- The benefit solves a common challenge or problem.
- The benefit’s value is compelling and memorable.
- The benefit is nearby, or at least easily accessible online.
- The benefit is unique to your organization and unavailable to the general public.
These elements of personal relevance are critical when it comes to choosing any type of association member benefit. But don’t take my word for it. Numerous studies emphasize the pivotal role of personal relevance in advertising, communication, and persuasion. (While I won't bother you with all the intricate details, you can check out this study which offers peer-reviewed research showing why personal relevance is so potent in driving engagement.)
Although I admit that I have a slight bias towards a particular membership discount program that fulfills all the above criteria, the bottom line is this: organizations that prioritize providing valuable and personally relevant benefits to their members tend to have a much longer lifespan compared to those that overlook their value proposition.
Secret #8: Successful Organizations Have Unwavering Integrity
Regrettably, we usually just roll our eyes when people or organizations behave in ways that lack integrity. We see it in government, the private sector, and in media, where leaders and organizations act in ways that are self-serving, deciding the ends justify the means.
Defining integrity can be a bit challenging, but here's a definition that I find helpful: integrity means being honest and keeping your promises, while also ensuring that your words and actions are clear and straightforward. It's about making sure there's no confusion between what you say and what you mean.

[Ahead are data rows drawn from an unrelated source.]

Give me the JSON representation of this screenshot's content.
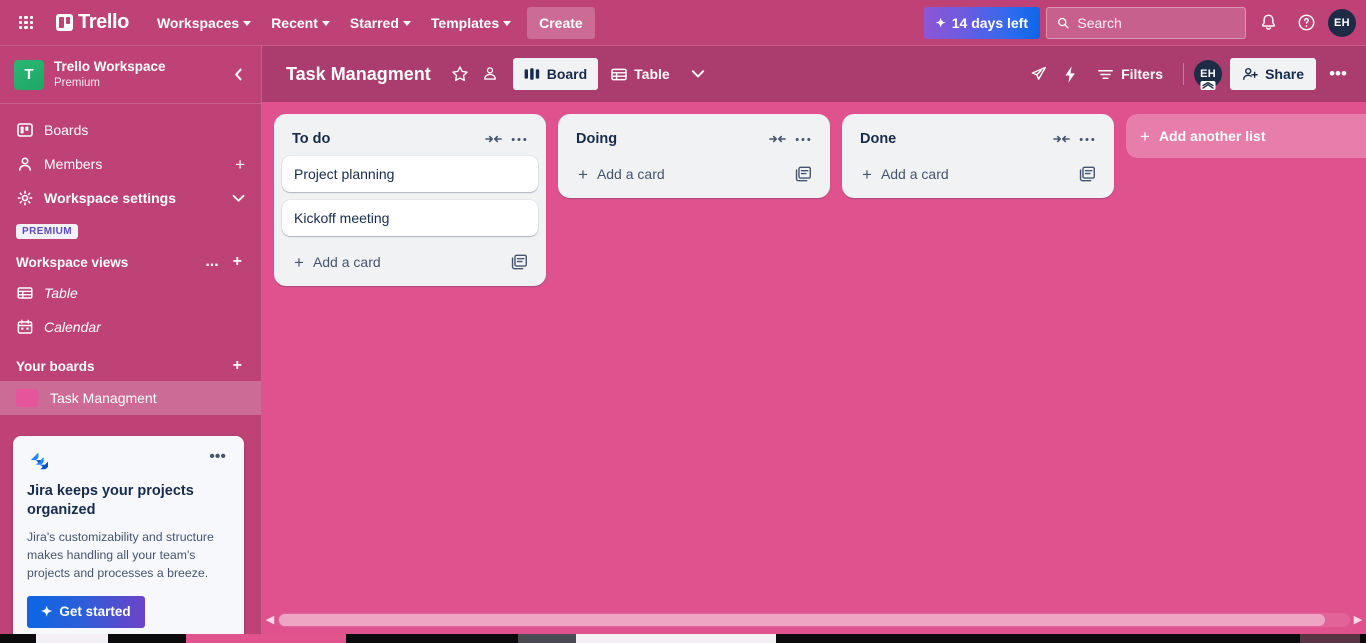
{
  "topnav": {
    "apps_icon": "grid-apps-icon",
    "logo_text": "Trello",
    "items": [
      {
        "label": "Workspaces"
      },
      {
        "label": "Recent"
      },
      {
        "label": "Starred"
      },
      {
        "label": "Templates"
      }
    ],
    "create_label": "Create",
    "trial_label": "14 days left",
    "search_placeholder": "Search",
    "search_value": "",
    "notifications_icon": "bell-icon",
    "help_icon": "help-circle-icon",
    "avatar_initials": "EH"
  },
  "sidebar": {
    "workspace_name": "Trello Workspace",
    "workspace_plan": "Premium",
    "workspace_initial": "T",
    "collapse_icon": "chevron-left-icon",
    "nav": [
      {
        "label": "Boards",
        "icon": "board-icon",
        "end": ""
      },
      {
        "label": "Members",
        "icon": "person-icon",
        "end": "+"
      },
      {
        "label": "Workspace settings",
        "icon": "gear-icon",
        "end": "v"
      }
    ],
    "premium_pill": "PREMIUM",
    "views_heading": "Workspace views",
    "views_more": "...",
    "views_add": "+",
    "views": [
      {
        "label": "Table",
        "icon": "table-icon"
      },
      {
        "label": "Calendar",
        "icon": "calendar-icon"
      }
    ],
    "boards_heading": "Your boards",
    "boards_add": "+",
    "boards": [
      {
        "label": "Task Managment",
        "color": "#E6559B",
        "active": true
      }
    ]
  },
  "promo": {
    "logo_icon": "jira-logo-icon",
    "more_icon": "more-horizontal-icon",
    "title": "Jira keeps your projects organized",
    "body": "Jira's customizability and structure makes handling all your team's projects and processes a breeze.",
    "button_label": "Get started"
  },
  "board_header": {
    "title": "Task Managment",
    "star_icon": "star-outline-icon",
    "visibility_icon": "workspace-visible-icon",
    "tabs": [
      {
        "label": "Board",
        "icon": "board-view-icon",
        "active": true
      },
      {
        "label": "Table",
        "icon": "table-view-icon",
        "active": false
      }
    ],
    "tabs_chevron": "chevron-down-icon",
    "rocket_icon": "rocket-icon",
    "automation_icon": "lightning-bolt-icon",
    "filters_label": "Filters",
    "filters_icon": "filter-icon",
    "member_initials": "EH",
    "member_badge": "admin-badge",
    "share_label": "Share",
    "share_icon": "person-add-icon",
    "more_icon": "more-horizontal-icon"
  },
  "board": {
    "background_color": "#DF528D",
    "lists": [
      {
        "title": "To do",
        "collapse_icon": "collapse-list-icon",
        "more_icon": "more-horizontal-icon",
        "cards": [
          {
            "title": "Project planning"
          },
          {
            "title": "Kickoff meeting"
          }
        ],
        "add_card_label": "Add a card",
        "template_icon": "card-template-icon"
      },
      {
        "title": "Doing",
        "collapse_icon": "collapse-list-icon",
        "more_icon": "more-horizontal-icon",
        "cards": [],
        "add_card_label": "Add a card",
        "template_icon": "card-template-icon"
      },
      {
        "title": "Done",
        "collapse_icon": "collapse-list-icon",
        "more_icon": "more-horizontal-icon",
        "cards": [],
        "add_card_label": "Add a card",
        "template_icon": "card-template-icon"
      }
    ],
    "add_list_label": "Add another list",
    "scroll_left_icon": "chevron-left-icon",
    "scroll_right_icon": "chevron-right-icon"
  }
}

Acting with integrity can be a constant challenge for many organizations. It can often require careful reflection and perseverance, especially when legal implications come into play. Successful organizations demonstrate a strong commitment to tackling complex ethical issues and tend to be proactive in their approach. They not only put in the necessary effort to navigate these challenges, but they also embrace them openly and intentionally.
Robert Chestnut, General Counsel of Airbnb, and author of “Intentional Integrity: How Smart Companies Can Lead an Ethical Revolution” writes about why organizations must be purposeful and open about their ethical standards, “Silence about integrity creates ambiguities about right and wrong that make everyone uncertain, opening the door for the minority of people to rationalize selfish behavior. (Organizations that) do not think seriously about the critical element (of) integrity―are destined to fail.
Wrapping it up
Associations and nonprofit organizations must always be true to their core mission. However, the current business landscape is vastly different from even the past five years, requiring nonprofit leaders to lead and think differently than their predecessors.
While traditional benchmarks like financial stability, value proposition, and member/donor communication, remain important, the very definition of success has and will continue, to evolve. This shift in mindset isn't limited to the nonprofit sector alone; it extends to for-profit ventures and the public sector as well.
Likewise, the metrics used to evaluate your organization’s achievements, effectiveness, and uniqueness will continue to change. The points I've mentioned here aren’t an exhaustive list of attributes that make for a successful organization. But it’s a good start. My hope is that these insights will help spur important discussions among your team about how to extend your organization’s longevity.
I’d love to hear your feedback.
Let me know your thoughts in the comments below.
Topics: Member Benefits, member retention, member acquisition, member engagement, membership benefits packages, membership-organization, Membership Organizations, member loyalty, VALUE ADDED BENEFITS, membership benefits programs, member engagement ideas
Written by: Gary Toyn